**Data for review:**
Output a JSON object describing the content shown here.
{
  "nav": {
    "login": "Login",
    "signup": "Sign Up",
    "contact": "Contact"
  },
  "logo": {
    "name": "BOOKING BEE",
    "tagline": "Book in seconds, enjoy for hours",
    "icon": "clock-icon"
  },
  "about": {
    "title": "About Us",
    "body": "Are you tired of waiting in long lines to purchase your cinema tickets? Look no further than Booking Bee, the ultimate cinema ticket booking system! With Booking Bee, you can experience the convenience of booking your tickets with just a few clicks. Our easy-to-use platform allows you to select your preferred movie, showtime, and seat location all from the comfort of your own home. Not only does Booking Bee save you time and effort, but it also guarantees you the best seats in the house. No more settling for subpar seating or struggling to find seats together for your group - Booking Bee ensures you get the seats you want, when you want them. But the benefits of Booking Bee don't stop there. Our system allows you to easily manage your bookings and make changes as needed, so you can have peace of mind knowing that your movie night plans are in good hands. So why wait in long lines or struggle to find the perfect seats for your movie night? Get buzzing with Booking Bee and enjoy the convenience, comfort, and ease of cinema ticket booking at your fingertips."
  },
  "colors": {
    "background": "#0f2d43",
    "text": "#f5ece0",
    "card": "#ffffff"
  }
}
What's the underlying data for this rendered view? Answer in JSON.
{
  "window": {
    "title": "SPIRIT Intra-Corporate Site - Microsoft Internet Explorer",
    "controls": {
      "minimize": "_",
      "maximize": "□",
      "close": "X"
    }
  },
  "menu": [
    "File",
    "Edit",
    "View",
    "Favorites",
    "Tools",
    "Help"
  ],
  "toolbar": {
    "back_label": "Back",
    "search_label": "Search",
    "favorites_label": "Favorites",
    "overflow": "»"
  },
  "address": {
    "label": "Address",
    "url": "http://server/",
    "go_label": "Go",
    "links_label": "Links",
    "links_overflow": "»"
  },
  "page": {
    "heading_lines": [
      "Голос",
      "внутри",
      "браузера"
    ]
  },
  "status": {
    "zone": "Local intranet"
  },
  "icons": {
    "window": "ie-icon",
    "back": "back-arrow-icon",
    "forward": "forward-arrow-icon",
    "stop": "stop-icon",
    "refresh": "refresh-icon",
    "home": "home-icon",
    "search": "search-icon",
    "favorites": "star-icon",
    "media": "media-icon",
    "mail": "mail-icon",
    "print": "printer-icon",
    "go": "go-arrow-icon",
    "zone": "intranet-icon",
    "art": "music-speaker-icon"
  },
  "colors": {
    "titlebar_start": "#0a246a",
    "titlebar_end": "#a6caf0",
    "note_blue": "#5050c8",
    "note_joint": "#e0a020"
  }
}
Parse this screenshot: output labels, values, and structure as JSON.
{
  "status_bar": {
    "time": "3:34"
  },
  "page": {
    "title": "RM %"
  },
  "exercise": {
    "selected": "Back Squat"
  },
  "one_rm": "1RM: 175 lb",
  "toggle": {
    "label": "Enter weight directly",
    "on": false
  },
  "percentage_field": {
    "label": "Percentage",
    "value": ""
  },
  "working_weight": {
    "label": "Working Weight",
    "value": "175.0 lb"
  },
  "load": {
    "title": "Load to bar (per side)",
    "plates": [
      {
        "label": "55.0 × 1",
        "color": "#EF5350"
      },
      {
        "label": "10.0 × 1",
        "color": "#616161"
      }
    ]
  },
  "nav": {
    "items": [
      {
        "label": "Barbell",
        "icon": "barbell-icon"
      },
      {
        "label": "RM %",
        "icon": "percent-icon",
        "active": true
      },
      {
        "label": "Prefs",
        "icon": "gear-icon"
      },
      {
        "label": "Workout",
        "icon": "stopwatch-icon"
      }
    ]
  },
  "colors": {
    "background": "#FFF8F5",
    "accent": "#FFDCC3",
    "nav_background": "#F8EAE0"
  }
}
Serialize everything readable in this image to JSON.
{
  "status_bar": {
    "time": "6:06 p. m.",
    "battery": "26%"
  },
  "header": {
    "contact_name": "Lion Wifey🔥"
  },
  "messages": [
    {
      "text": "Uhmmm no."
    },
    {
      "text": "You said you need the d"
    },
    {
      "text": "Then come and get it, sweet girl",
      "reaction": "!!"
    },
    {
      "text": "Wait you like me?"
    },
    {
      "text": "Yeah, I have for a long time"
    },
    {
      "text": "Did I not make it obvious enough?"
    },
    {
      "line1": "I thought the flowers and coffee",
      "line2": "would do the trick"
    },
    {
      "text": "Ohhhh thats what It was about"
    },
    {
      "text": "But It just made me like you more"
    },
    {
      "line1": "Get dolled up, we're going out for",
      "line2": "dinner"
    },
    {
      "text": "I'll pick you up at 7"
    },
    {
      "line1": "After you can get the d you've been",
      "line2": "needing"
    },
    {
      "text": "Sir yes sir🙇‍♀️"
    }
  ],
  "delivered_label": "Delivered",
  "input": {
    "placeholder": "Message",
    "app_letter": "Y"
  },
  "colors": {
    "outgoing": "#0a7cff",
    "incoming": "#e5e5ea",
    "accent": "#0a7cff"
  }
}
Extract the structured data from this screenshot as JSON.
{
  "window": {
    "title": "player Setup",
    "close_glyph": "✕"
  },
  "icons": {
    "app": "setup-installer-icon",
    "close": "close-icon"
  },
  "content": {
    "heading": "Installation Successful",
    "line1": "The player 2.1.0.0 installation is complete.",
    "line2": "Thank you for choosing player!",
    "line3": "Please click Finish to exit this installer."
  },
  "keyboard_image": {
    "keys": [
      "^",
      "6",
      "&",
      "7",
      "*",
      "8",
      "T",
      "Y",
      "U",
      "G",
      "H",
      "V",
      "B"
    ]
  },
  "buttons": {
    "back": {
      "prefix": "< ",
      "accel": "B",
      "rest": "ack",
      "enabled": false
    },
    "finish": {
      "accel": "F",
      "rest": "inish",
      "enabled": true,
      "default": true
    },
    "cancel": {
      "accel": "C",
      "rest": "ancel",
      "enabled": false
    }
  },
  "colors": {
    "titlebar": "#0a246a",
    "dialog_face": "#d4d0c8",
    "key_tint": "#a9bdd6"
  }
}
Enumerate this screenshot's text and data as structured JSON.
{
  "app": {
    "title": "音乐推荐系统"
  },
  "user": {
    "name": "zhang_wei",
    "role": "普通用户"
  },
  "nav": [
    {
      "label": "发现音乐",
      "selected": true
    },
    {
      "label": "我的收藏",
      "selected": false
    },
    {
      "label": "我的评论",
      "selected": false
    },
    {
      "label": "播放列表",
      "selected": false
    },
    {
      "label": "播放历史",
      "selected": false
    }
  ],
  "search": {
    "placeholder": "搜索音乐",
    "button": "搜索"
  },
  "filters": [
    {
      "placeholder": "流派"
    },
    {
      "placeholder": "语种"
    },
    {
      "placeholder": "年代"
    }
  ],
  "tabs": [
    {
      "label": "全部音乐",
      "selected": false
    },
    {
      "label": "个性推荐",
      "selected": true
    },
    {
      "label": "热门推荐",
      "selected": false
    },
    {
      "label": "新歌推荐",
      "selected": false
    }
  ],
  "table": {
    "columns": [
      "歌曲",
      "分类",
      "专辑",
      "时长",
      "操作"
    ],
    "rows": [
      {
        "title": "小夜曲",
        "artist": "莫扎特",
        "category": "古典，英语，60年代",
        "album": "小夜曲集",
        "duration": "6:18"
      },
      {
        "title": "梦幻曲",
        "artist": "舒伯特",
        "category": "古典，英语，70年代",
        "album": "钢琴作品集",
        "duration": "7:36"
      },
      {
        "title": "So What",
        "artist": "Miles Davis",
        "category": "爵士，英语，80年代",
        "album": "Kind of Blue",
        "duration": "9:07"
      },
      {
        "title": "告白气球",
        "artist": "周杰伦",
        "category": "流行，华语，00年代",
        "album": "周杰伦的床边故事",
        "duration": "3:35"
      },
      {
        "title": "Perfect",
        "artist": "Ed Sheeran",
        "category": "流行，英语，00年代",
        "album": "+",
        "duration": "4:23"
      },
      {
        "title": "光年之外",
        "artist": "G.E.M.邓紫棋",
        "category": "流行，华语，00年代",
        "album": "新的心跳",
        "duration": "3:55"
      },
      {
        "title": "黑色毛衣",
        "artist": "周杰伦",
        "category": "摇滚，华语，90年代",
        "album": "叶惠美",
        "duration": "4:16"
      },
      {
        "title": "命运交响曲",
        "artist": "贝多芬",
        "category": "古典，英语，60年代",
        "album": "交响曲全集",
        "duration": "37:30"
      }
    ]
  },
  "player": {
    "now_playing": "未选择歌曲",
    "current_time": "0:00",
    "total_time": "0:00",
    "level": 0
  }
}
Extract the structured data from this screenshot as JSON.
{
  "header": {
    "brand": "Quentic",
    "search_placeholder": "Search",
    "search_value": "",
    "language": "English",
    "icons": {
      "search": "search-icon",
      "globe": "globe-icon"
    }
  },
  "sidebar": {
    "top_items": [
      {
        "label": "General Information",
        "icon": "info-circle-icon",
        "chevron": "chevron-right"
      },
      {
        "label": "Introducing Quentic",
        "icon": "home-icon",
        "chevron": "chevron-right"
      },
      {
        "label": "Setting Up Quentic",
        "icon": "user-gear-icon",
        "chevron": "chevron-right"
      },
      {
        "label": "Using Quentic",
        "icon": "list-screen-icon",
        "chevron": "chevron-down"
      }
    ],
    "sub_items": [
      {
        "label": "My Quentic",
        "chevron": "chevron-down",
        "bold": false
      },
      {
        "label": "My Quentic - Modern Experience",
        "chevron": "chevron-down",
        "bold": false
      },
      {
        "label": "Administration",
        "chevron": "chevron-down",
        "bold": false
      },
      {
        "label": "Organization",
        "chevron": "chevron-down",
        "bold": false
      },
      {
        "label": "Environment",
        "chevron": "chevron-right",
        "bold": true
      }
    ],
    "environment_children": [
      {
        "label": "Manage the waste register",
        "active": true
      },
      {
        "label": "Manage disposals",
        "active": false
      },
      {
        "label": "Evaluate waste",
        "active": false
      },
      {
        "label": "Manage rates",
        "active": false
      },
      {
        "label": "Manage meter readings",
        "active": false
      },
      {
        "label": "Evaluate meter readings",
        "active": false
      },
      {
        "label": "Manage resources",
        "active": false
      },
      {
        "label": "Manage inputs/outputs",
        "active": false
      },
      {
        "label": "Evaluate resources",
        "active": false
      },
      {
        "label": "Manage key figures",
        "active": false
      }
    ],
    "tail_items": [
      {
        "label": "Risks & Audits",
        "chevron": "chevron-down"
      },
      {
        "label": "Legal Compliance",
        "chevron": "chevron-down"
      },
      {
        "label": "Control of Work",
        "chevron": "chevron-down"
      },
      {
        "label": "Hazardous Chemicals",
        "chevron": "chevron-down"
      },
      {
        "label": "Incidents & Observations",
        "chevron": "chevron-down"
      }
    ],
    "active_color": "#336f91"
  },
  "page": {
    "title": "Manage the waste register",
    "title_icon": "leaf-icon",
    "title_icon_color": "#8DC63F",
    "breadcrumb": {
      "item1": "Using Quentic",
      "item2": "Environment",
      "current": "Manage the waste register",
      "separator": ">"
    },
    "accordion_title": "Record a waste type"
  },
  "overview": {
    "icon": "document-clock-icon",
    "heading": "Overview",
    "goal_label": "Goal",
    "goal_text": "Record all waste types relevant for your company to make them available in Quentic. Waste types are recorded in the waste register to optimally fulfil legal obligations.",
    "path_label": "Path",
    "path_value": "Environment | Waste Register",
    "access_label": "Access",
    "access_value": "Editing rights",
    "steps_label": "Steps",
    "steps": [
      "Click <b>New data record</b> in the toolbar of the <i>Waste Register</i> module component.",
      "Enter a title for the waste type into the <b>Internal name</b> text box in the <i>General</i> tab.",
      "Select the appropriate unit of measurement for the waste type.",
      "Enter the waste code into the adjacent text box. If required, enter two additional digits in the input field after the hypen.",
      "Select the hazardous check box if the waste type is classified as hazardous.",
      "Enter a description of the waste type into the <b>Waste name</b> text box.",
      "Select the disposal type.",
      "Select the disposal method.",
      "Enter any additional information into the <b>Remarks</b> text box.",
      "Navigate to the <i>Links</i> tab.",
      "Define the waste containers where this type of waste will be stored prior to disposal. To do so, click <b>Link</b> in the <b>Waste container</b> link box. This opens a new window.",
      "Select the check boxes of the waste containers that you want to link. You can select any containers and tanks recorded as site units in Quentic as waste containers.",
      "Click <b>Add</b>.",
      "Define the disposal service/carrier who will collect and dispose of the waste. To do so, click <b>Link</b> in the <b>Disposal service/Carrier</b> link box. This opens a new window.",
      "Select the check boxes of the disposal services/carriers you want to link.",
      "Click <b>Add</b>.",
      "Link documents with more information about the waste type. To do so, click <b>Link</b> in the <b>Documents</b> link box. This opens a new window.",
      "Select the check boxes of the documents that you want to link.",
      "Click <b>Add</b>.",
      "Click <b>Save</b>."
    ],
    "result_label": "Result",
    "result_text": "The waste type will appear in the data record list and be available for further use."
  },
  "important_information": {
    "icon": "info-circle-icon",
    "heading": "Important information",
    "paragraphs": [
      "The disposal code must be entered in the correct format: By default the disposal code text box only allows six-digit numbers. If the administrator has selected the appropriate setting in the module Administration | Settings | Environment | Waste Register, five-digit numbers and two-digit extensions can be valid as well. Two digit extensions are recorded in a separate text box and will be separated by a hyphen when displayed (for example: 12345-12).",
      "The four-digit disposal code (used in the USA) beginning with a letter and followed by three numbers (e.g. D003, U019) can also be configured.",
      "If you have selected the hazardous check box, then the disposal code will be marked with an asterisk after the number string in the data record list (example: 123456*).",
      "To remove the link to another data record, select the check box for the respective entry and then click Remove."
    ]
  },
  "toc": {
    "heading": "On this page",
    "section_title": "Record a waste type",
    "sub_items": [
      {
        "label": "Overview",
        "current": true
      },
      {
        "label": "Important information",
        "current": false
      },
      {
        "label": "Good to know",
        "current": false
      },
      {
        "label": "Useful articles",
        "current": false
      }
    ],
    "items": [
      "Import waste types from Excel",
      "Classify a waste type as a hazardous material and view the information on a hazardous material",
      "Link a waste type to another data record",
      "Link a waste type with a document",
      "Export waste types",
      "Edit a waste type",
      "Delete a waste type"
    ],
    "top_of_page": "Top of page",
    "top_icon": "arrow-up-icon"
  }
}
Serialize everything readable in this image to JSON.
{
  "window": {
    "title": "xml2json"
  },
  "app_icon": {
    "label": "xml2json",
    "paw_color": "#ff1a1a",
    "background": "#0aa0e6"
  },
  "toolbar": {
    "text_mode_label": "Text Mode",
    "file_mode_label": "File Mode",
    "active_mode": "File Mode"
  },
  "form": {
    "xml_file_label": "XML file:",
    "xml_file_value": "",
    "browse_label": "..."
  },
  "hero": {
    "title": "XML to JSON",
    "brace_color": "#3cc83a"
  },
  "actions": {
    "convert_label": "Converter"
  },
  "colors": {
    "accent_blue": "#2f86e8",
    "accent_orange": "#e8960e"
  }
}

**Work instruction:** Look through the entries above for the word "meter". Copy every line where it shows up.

**Written solution:**
        "label": "Manage meter readings",
        "label": "Evaluate meter readings",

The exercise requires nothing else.